Higher off-peak frequencies could also mean shorter trips by way of reduced wait times. Parramatta currently has 5 trains an hour into the CBD during the off-peak, meaning a maximum wait of 15 minutes. Increasing this to 8 trains an hour would mean a maximum 8 minute wait, or 4 minutes on average. Similarly, someone taking the train from Pendle Hill currently has to wait 30 minutes for the next train during the off peak, which often means either arriving much earlier than necessary or taking the risk of missing the train and waiting half an hour for the next one. Either way, this means a longer overall journey time. But having 10-15 minute frequencies, and then transfering to a frequent (and express) Western Line train into the CBD, could result in a faster and more reliable journey, despite the removal of direct services. Someone wishing to make a North/South trip, say from Quakers Hill to Merrylands, will now have easy all day access by rail.

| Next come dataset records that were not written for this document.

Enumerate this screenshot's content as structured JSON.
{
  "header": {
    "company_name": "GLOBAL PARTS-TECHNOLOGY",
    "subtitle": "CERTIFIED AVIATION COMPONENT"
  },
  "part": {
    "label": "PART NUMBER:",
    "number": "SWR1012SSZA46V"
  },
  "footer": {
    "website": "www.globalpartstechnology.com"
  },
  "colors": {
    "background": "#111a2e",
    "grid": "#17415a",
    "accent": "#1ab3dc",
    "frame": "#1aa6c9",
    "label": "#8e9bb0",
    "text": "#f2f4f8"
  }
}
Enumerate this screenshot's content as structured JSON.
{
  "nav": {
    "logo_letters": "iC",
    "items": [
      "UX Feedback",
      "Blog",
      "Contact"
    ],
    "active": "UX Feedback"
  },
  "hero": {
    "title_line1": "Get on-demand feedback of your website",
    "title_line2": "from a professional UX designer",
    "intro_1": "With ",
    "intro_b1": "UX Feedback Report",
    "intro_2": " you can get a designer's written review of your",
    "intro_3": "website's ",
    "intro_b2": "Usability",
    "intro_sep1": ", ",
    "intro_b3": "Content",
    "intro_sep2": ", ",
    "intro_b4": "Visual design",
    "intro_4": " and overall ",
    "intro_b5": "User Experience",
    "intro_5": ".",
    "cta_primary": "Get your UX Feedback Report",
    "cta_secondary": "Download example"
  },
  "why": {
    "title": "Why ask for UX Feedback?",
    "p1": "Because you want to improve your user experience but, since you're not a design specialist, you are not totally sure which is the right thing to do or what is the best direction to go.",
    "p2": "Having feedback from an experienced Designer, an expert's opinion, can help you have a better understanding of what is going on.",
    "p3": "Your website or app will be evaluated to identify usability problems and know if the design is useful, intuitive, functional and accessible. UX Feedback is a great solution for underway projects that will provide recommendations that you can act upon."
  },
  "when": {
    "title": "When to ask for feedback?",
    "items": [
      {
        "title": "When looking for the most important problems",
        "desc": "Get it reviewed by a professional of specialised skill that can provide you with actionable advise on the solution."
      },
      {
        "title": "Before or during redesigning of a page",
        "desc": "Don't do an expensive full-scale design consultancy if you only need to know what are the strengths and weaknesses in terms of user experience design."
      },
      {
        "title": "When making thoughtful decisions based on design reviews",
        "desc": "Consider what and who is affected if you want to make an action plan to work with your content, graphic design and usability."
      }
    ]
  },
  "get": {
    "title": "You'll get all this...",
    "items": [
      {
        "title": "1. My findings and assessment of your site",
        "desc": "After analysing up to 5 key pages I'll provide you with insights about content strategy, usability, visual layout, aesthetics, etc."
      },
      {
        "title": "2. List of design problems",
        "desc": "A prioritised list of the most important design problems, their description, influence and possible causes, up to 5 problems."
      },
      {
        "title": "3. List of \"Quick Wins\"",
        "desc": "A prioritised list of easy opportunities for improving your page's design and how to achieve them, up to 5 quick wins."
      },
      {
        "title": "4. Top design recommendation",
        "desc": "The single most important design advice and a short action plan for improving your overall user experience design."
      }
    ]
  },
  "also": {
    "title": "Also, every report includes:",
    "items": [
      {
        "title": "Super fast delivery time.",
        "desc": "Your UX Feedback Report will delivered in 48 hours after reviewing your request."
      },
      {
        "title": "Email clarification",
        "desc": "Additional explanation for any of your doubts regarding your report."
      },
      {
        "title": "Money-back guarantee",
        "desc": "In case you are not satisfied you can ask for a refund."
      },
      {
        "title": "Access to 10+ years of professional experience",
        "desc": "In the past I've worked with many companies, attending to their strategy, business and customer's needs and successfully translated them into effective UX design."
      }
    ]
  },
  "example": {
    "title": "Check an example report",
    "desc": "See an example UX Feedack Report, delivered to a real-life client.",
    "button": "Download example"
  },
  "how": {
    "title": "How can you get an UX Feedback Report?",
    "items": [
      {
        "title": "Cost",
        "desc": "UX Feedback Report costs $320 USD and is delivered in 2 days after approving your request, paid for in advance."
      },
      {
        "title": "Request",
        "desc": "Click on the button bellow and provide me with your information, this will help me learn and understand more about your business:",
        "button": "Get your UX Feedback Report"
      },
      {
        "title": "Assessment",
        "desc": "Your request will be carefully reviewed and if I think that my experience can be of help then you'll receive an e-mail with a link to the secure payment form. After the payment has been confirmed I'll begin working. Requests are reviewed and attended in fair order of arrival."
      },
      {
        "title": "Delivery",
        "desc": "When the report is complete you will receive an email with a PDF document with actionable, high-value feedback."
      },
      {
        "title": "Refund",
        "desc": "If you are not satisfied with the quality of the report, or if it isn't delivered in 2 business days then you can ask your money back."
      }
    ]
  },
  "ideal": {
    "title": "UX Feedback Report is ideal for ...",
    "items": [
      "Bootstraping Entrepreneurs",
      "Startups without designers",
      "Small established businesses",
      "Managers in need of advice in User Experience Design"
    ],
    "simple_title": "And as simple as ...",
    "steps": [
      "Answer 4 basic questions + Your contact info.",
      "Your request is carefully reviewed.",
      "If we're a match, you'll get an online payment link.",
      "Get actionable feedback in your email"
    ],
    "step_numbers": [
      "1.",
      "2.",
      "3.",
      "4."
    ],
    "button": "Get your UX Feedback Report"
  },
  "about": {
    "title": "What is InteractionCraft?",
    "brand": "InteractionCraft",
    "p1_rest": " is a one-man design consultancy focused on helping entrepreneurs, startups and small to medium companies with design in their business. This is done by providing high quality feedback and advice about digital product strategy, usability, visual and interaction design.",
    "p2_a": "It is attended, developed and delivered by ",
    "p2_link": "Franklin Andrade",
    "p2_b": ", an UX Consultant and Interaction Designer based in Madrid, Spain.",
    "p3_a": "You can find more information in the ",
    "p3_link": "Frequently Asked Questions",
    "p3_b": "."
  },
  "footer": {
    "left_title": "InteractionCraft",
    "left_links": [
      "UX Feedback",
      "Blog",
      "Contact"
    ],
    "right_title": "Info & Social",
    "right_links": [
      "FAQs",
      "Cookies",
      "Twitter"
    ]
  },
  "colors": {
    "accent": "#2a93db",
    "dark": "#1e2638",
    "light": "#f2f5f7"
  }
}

The main downside is that it will force many people to transfer to another train. Many commuters on the Richmond and Northern Lines will need to transfer to another train if travelling into the CBD, as they will no longer have direct access.
There do exist alternatives, Simon blogs at Fixing Sydney Transport about how Parramatta can be made the terminus of the Cumberland Line, thus maintaining the second track pair West of Parramatta free for Richmond Line trains. Doing this would allow Richmond and Epping Line trains to keep their CBD access, while still eliminating a conflicting move (by Western and South Line trains) on the flat junction at Granville that currently exists. It would not allow a complete harmonisation of stopping patterns, but does deliver some benefits of the complete sectorisation without most of the disadvantages it would bring. There are merits to this option, and would be an improvement on the status quo.
Ultimately, the government’s decision to run the Northwest Rail Link (NWRL) as a completely independent line (which could become the fifth sector), means that the existing Harbour crossing will need to be run at maximum efficiency during the decade between then NWRL’s completion and when a second Harbour Crossing is built, as this will become one of the biggest bottlenecks on the network. The easiest way to achieve that is to implement the sectorisation outlined above. So if it doesn’t happen in this year’s 2013 timetable, then expect it to happen when the NWRL opens at the end of the decade.